"There are general feelings of hostility and hopelessness in prisons today and it is getting worse with overcrowding. . . Art workshops and similar programs help take us out of this atmosphere and we become like any other free person expressing our talents. Being in prison is the final ride downhill unless one can resist the things around him and learn to function in a society which he no longer has any contact with. Arts programs for many of us may be the final salvation of our minds from prison insanity. It's contact with the best of the human race. It is something that says that we, too, are still valuable." [more inside]
"Robot Suit HAL" is a cyborg-type robot that can expand and improve physical capability. [more inside]
Wildlife rehabilitators take care of wounded or orphaned animals, nursing them back to health and preparing them for a life back in the wild. This leads to a lot of cute baby animal videos. (Roll over for descriptions.) [more inside]
Ted Haggard returns --with a cash for heaven offer to support him while he helps "broken people". Unfortunately, the procedure outlined is illegal, and the charity (Families With a Mission) is unregistered and run by a convicted sex offender. Meanwhile, Mike Jones, Haggard's favorite whore, pops up at a dirty bar trivia night (questions about Haggard and him, maybe nsfw, textwise)
The 10 year long civil war in West Africa's Sierra Leone may have concluded in the last couple of years but rehabilitation of the country is painfully slow. War crime trials are under way but are underfunded and there's only scant attention paid by the western press. Naturally, the most vulnerable are at greatest risk. Pep Bonet has photographed children at the hospital for the blind, a war amputees soccer team and the rather disturbing conditions at Kissy mental hospital in Freetown. There is only space for about 150 of the estimated 50,000 people left psychotically disturbed by the war.

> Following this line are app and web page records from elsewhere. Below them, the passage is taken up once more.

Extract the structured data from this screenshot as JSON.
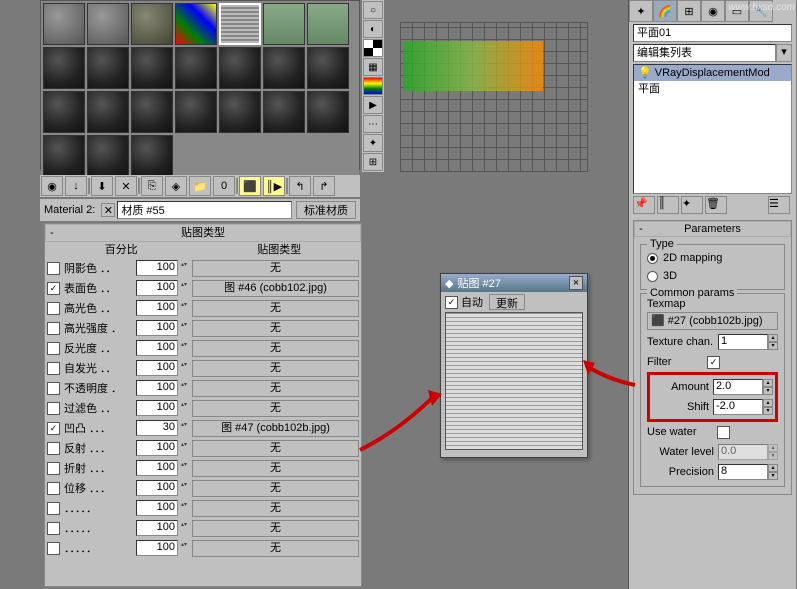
{
  "material_editor": {
    "name_label": "Material 2:",
    "material_name": "材质 #55",
    "material_type": "标准材质"
  },
  "maps_panel": {
    "header": "贴图类型",
    "col_percent": "百分比",
    "col_maptype": "贴图类型",
    "none_label": "无",
    "rows": [
      {
        "label": "阴影色 ．．",
        "amount": "100",
        "map": "无",
        "checked": false
      },
      {
        "label": "表面色 ．．",
        "amount": "100",
        "map": "图 #46 (cobb102.jpg)",
        "checked": true
      },
      {
        "label": "高光色 ．．",
        "amount": "100",
        "map": "无",
        "checked": false
      },
      {
        "label": "高光强度 ．",
        "amount": "100",
        "map": "无",
        "checked": false
      },
      {
        "label": "反光度 ．．",
        "amount": "100",
        "map": "无",
        "checked": false
      },
      {
        "label": "自发光 ．．",
        "amount": "100",
        "map": "无",
        "checked": false
      },
      {
        "label": "不透明度 ．",
        "amount": "100",
        "map": "无",
        "checked": false
      },
      {
        "label": "过滤色 ．．",
        "amount": "100",
        "map": "无",
        "checked": false
      },
      {
        "label": "凹凸 ．．．",
        "amount": "30",
        "map": "图 #47 (cobb102b.jpg)",
        "checked": true
      },
      {
        "label": "反射 ．．．",
        "amount": "100",
        "map": "无",
        "checked": false
      },
      {
        "label": "折射 ．．．",
        "amount": "100",
        "map": "无",
        "checked": false
      },
      {
        "label": "位移 ．．．",
        "amount": "100",
        "map": "无",
        "checked": false
      },
      {
        "label": "．．．．．",
        "amount": "100",
        "map": "无",
        "checked": false
      },
      {
        "label": "．．．．．",
        "amount": "100",
        "map": "无",
        "checked": false
      },
      {
        "label": "．．．．．",
        "amount": "100",
        "map": "无",
        "checked": false
      }
    ]
  },
  "tex_window": {
    "title": "贴图 #27",
    "auto_label": "自动",
    "update_label": "更新"
  },
  "right_panel": {
    "object_name": "平面01",
    "modifier_dropdown": "编辑集列表",
    "stack_items": [
      "VRayDisplacementMod",
      "平面"
    ],
    "parameters": {
      "header": "Parameters",
      "type_group": "Type",
      "type_2d": "2D mapping",
      "type_3d": "3D",
      "common_group": "Common params",
      "texmap_label": "Texmap",
      "texmap_slot": "#27 (cobb102b.jpg)",
      "texture_chan_label": "Texture chan.",
      "texture_chan_value": "1",
      "filter_label": "Filter",
      "amount_label": "Amount",
      "amount_value": "2.0",
      "shift_label": "Shift",
      "shift_value": "-2.0",
      "use_water_label": "Use water",
      "water_level_label": "Water level",
      "water_level_value": "0.0",
      "precision_label": "Precision",
      "precision_value": "8"
    }
  },
  "watermark": "www.hxsd.com"
}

These lucky ones are held in chains by way of treatment control. (via) [aid]
Jeb Bush's daughter found with crack cocaine, did rehab employees hide it? As this transcript of a 911 call indicates, Noelle Bush received special treatment that kept her in rehab and out of jail, at the same time her father opposes the Florida Right-to-Treatment Initiative, which encourages handling non-violent drug offenses with treatment rather than incarcertation. Strangely enough, the 911 transcipt indicates that Noelle Bush's rehab center was primarily targeted to drug-addicted women with children, which begs the question of why the childless Noelle Bush was in there in the first place. The hypocrisy of this branch of the Bush clan does not cease to amaze me
The catch-22 of prison therapy. The biggest criticism of sex offender justice is that imprisonment does not mean rehabilitation. In Massachusetts because of stringent anti-sex offender laws, lawyers are advising their clients to turn down prison therapy because it will be used against them. Even used against them after they're done with their sentence. These are serious violations of double jeopardy and doctor patient privilege.